Retype the data below exactly; skip every image.

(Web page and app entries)
##########
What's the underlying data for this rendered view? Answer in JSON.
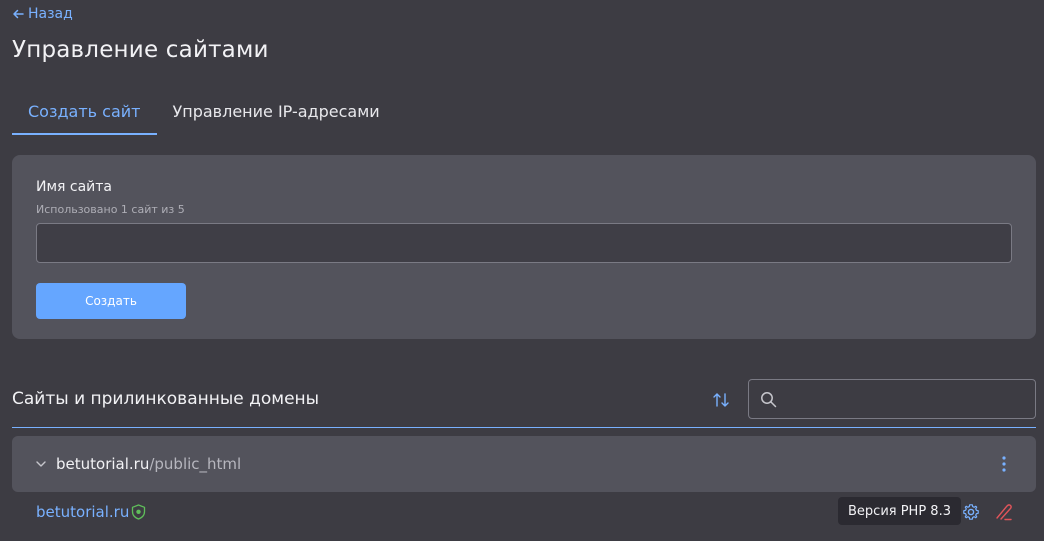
{
  "nav": {
    "back_label": "Назад"
  },
  "page": {
    "title": "Управление сайтами"
  },
  "tabs": [
    {
      "label": "Создать сайт",
      "active": true
    },
    {
      "label": "Управление IP-адресами",
      "active": false
    }
  ],
  "create_form": {
    "label": "Имя сайта",
    "hint": "Использовано 1 сайт из 5",
    "input_value": "",
    "button_label": "Создать"
  },
  "sites_section": {
    "title": "Сайты и прилинкованные домены",
    "search_value": "",
    "sites": [
      {
        "domain": "betutorial.ru",
        "path": "/public_html",
        "linked_domains": [
          {
            "domain": "betutorial.ru",
            "php_version": "Версия PHP 8.3"
          }
        ]
      }
    ]
  },
  "colors": {
    "background": "#3d3c43",
    "card": "#53535c",
    "accent": "#79b1ff",
    "primary_button": "#65a6ff",
    "ssl_shield": "#5fbf5a",
    "delete": "#e0545a"
  },
  "icons": [
    "arrow-left-icon",
    "sort-icon",
    "search-icon",
    "chevron-down-icon",
    "kebab-menu-icon",
    "ssl-shield-icon",
    "gear-icon",
    "unlink-icon"
  ]
}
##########
-- Solved problem --
What's the underlying data for this rendered view? Answer in JSON.
{
  "nav": {
    "back_label": "Назад"
  },
  "page": {
    "title": "Управление сайтами"
  },
  "tabs": [
    {
      "label": "Создать сайт",
      "active": true
    },
    {
      "label": "Управление IP-адресами",
      "active": false
    }
  ],
  "create_form": {
    "label": "Имя сайта",
    "hint": "Использовано 1 сайт из 5",
    "input_value": "",
    "button_label": "Создать"
  },
  "sites_section": {
    "title": "Сайты и прилинкованные домены",
    "search_value": "",
    "sites": [
      {
        "domain": "betutorial.ru",
        "path": "/public_html",
        "linked_domains": [
          {
            "domain": "betutorial.ru",
            "php_version": "Версия PHP 8.3"
          }
        ]
      }
    ]
  },
  "colors": {
    "background": "#3d3c43",
    "card": "#53535c",
    "accent": "#79b1ff",
    "primary_button": "#65a6ff",
    "ssl_shield": "#5fbf5a",
    "delete": "#e0545a"
  },
  "icons": [
    "arrow-left-icon",
    "sort-icon",
    "search-icon",
    "chevron-down-icon",
    "kebab-menu-icon",
    "ssl-shield-icon",
    "gear-icon",
    "unlink-icon"
  ]
}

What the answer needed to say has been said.